[Stored items from a collection]
►
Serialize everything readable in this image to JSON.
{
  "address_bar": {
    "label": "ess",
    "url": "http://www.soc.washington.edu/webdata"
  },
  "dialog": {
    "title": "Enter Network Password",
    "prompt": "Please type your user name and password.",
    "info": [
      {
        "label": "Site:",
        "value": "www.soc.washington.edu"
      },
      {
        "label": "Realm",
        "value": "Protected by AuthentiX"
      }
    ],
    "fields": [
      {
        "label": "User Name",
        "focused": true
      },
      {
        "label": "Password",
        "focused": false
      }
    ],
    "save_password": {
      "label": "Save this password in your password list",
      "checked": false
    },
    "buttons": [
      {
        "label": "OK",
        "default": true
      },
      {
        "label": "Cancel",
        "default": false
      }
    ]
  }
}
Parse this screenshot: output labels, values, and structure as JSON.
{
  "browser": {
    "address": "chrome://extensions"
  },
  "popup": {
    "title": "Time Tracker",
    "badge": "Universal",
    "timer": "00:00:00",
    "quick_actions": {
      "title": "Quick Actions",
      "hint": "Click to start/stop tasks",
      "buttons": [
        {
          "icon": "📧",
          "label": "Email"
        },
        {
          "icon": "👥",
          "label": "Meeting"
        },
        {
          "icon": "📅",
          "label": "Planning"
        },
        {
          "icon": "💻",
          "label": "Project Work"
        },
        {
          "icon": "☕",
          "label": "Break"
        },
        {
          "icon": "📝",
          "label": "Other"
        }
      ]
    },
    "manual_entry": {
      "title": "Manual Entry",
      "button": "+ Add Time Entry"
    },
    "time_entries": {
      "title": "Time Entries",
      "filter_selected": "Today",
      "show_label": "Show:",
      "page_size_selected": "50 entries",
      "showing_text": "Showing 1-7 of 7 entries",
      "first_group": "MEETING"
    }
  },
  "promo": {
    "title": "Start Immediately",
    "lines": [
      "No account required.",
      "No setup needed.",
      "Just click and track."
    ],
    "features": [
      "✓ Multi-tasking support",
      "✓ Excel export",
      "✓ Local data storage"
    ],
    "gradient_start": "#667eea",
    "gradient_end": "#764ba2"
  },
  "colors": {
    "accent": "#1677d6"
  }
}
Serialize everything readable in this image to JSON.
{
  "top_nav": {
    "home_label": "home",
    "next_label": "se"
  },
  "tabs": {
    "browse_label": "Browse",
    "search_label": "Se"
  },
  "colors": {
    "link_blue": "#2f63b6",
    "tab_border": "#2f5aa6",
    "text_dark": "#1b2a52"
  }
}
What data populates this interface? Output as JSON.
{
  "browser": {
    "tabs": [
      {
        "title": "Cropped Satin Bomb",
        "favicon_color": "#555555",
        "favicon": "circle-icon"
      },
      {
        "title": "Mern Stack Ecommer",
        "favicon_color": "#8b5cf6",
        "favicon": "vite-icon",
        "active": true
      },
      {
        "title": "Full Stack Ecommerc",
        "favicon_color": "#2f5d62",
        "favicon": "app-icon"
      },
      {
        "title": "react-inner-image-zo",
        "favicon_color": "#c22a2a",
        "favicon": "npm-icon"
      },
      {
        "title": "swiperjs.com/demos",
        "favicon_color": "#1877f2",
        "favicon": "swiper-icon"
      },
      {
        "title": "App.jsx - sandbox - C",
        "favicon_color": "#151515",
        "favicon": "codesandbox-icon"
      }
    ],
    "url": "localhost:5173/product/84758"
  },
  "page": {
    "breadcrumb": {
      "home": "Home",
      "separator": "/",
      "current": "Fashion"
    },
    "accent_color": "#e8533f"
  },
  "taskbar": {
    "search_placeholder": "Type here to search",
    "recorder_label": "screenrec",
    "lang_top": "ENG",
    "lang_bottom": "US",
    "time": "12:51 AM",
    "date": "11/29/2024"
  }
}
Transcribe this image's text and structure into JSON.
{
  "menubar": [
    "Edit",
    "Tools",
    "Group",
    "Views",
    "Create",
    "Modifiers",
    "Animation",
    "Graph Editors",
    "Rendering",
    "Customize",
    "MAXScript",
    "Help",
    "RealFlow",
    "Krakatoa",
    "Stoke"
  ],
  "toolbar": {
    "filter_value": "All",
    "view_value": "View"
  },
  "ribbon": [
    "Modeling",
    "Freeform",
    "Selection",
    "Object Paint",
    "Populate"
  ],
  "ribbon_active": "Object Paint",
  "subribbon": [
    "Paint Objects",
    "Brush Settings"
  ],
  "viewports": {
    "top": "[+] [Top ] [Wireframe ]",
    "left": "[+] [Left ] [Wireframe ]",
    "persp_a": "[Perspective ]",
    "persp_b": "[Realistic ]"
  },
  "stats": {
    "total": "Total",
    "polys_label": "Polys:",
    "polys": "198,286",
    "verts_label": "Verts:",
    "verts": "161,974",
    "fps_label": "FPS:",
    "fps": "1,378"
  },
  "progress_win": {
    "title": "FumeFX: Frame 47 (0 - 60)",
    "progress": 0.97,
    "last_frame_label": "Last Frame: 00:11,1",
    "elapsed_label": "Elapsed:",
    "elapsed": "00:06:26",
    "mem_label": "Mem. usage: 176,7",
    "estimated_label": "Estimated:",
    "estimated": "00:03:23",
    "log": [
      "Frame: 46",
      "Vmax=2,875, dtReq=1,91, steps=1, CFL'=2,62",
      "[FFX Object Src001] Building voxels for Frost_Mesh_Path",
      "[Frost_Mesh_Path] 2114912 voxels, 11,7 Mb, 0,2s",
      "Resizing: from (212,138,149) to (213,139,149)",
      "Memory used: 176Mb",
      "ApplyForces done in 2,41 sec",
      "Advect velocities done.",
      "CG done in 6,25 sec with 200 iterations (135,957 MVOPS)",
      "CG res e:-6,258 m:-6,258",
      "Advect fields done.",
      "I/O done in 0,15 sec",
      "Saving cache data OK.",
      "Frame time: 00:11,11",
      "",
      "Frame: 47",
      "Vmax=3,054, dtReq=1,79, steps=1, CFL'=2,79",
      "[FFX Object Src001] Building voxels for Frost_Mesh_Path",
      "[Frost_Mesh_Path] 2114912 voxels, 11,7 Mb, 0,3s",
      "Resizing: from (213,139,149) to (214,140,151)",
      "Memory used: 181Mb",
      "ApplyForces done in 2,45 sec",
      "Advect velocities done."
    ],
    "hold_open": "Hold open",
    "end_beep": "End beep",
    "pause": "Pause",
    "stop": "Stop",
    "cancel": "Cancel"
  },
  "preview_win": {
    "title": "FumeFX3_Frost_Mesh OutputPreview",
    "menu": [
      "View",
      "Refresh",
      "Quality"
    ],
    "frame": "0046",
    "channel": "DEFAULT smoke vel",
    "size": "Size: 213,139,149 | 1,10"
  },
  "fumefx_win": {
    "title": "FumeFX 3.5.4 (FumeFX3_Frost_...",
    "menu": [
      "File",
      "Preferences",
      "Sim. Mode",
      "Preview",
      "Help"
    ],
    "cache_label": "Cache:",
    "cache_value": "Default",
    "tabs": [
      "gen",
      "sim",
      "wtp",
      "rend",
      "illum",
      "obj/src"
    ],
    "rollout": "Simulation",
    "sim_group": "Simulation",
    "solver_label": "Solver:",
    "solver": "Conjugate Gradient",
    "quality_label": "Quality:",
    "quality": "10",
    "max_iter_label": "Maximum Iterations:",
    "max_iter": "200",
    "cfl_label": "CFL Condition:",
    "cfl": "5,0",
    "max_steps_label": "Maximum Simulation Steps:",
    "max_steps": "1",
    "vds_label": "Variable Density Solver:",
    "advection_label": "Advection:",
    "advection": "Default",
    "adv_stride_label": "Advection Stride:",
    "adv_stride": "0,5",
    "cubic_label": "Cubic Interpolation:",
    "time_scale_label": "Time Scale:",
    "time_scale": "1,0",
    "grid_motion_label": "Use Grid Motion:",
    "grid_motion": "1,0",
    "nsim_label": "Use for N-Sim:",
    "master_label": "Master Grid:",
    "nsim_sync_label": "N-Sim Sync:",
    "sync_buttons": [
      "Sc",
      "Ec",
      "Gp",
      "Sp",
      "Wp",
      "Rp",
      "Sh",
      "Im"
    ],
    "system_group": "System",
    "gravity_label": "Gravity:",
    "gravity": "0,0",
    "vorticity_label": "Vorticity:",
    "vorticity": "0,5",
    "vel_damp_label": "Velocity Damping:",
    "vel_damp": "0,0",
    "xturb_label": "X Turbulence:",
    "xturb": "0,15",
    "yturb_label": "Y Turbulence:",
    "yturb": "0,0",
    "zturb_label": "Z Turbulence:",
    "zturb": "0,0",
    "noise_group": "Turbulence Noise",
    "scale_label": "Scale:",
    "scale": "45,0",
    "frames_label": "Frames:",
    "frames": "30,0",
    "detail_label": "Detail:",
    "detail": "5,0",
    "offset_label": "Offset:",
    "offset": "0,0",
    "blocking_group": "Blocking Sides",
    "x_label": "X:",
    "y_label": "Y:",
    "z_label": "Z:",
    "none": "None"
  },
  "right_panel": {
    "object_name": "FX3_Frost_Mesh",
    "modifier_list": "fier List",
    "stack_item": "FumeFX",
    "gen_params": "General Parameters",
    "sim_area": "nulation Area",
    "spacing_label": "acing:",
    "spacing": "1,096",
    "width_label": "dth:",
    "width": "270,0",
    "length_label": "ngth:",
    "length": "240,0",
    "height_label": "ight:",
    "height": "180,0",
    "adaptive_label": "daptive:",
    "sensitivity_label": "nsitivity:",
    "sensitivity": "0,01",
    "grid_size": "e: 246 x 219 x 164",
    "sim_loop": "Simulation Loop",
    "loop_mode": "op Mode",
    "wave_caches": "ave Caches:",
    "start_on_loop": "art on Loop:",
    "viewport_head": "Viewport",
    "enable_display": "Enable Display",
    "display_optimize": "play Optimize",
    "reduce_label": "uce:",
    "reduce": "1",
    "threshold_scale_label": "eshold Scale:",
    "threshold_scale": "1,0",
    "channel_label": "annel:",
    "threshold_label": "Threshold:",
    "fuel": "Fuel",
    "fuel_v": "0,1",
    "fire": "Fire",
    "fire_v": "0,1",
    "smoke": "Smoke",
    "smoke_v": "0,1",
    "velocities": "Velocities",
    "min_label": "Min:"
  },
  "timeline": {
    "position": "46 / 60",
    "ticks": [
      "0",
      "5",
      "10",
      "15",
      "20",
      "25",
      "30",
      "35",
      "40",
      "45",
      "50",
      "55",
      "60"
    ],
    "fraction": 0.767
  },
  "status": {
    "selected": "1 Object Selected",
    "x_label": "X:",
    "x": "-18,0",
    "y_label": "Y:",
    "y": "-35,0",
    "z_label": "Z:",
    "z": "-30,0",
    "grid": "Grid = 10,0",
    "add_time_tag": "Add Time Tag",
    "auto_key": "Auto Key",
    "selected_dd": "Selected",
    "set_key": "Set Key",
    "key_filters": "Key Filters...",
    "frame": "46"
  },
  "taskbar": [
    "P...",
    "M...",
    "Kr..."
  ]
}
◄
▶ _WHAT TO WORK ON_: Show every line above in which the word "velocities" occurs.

▶ _ANSWER SPACE_:
      "Advect velocities done.",
      "Advect velocities done."
    "velocities": "Velocities",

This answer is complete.